▸ **Directions for this task**
Where does "нужно" occur in the listing? Copy every line that holds it.

▸ **Source data**

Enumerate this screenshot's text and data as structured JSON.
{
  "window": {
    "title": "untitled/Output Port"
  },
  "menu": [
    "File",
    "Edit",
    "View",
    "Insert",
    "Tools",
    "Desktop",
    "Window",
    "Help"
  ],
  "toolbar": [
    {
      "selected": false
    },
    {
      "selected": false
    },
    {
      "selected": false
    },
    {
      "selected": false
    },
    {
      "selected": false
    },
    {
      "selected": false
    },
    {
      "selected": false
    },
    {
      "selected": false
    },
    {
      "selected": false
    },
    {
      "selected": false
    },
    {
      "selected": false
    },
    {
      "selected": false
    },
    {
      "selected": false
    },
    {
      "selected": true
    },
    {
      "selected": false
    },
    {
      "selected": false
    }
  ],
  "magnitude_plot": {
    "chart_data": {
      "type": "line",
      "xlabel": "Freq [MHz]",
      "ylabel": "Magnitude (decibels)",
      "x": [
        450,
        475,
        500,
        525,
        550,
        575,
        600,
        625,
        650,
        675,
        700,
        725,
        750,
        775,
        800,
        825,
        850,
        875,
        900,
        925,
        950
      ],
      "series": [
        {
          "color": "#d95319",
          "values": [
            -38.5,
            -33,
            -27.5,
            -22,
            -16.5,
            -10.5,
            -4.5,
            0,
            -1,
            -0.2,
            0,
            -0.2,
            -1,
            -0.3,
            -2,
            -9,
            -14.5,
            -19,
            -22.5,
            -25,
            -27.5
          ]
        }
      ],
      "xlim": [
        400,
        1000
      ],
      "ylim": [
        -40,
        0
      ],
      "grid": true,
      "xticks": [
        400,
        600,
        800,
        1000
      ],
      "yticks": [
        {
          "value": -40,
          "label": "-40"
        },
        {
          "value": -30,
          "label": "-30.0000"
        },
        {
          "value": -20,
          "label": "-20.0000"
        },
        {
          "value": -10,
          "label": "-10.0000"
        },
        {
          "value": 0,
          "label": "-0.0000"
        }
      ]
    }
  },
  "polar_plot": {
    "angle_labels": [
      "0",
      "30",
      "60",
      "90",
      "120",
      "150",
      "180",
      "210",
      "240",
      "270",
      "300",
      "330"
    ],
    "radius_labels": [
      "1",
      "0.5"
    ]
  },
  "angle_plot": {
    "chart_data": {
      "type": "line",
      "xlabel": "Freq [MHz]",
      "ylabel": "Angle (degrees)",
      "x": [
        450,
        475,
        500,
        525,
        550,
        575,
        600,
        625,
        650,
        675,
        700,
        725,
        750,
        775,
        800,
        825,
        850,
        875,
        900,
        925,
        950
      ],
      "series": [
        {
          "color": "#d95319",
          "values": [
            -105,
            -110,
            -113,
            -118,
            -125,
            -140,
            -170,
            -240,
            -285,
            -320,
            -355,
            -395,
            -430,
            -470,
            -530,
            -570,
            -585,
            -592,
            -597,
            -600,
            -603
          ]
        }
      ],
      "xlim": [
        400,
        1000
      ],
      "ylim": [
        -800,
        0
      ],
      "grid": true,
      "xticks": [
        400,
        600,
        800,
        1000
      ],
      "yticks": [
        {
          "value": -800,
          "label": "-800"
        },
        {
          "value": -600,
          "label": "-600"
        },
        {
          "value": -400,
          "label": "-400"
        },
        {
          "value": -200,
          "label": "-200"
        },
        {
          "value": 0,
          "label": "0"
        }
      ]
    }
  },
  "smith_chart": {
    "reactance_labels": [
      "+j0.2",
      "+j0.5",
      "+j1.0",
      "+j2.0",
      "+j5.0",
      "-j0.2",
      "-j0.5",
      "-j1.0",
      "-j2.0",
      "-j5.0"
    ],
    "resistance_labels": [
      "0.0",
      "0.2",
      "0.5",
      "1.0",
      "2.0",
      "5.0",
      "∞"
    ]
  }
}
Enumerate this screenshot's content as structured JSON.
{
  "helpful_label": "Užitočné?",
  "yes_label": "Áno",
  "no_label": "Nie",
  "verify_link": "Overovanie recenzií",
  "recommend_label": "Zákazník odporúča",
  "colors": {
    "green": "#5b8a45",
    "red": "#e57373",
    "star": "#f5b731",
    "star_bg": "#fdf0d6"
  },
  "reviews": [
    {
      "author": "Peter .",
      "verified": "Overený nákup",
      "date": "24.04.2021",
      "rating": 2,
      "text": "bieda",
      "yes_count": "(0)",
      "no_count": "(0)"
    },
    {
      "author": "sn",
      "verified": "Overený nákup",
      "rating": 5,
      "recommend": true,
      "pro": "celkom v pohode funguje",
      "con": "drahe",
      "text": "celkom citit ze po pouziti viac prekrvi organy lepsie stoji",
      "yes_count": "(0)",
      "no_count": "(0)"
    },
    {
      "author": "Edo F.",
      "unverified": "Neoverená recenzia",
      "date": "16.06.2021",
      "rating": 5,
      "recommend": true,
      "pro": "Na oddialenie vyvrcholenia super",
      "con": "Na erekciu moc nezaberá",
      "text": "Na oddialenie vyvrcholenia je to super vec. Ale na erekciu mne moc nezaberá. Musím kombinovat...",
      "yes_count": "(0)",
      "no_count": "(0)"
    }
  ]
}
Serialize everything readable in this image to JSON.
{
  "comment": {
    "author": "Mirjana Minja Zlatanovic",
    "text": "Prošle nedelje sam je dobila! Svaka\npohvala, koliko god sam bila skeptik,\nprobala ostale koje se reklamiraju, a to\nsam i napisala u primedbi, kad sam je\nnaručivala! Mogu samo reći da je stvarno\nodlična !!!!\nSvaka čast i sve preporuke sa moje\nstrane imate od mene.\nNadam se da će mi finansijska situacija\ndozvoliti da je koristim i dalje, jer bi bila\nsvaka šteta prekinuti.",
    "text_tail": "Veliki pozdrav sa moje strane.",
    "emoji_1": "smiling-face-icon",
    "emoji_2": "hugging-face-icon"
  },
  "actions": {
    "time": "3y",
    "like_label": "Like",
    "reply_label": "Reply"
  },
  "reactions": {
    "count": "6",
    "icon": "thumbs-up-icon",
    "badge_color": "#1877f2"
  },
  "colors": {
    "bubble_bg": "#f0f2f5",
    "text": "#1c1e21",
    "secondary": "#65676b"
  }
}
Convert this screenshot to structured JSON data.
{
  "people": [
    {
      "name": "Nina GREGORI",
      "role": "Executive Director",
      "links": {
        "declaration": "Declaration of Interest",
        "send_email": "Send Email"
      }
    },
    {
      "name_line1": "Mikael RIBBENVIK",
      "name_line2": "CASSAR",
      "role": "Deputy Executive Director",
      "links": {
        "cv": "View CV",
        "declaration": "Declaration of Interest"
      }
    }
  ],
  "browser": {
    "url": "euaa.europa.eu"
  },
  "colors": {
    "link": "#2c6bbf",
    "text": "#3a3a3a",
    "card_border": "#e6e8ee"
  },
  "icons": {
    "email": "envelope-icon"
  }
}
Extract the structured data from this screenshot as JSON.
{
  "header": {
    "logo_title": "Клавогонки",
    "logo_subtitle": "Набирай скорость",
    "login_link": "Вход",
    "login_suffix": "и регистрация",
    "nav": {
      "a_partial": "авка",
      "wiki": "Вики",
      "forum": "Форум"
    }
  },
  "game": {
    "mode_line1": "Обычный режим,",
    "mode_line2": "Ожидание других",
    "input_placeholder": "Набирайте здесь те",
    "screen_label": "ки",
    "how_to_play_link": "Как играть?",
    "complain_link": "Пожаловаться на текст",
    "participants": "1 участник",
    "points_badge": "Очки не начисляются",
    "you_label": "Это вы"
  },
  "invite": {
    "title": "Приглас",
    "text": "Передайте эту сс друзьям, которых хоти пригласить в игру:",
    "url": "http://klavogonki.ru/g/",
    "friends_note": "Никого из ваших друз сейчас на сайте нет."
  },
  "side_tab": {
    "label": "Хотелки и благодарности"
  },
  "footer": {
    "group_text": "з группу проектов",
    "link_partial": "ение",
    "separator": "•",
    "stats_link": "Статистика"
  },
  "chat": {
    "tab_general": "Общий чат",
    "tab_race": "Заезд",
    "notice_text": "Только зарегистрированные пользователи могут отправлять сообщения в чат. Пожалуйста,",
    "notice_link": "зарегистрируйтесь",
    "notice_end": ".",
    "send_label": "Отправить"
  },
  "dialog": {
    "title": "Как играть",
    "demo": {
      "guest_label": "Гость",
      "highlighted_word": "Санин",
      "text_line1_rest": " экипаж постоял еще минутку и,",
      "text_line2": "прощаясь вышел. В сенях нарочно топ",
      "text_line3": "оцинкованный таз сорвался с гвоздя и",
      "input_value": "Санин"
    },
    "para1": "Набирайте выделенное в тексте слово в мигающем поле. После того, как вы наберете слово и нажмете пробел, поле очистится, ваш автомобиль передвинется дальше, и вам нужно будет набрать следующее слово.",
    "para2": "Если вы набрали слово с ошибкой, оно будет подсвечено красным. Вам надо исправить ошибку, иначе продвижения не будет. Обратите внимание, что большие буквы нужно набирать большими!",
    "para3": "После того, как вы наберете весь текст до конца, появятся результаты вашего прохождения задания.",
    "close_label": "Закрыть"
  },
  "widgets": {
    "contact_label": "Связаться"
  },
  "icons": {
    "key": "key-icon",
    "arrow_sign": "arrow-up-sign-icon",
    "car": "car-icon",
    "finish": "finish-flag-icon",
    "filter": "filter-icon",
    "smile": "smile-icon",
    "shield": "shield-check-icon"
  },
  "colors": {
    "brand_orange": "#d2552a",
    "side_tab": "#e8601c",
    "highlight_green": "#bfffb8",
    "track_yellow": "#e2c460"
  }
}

▸ **Exercise answer**
    "para1": "Набирайте выделенное в тексте слово в мигающем поле. После того, как вы наберете слово и нажмете пробел, поле очистится, ваш автомобиль передвинется дальше, и вам нужно будет набрать следующее слово.",
    "para2": "Если вы набрали слово с ошибкой, оно будет подсвечено красным. Вам надо исправить ошибку, иначе продвижения не будет. Обратите внимание, что большие буквы нужно набирать большими!",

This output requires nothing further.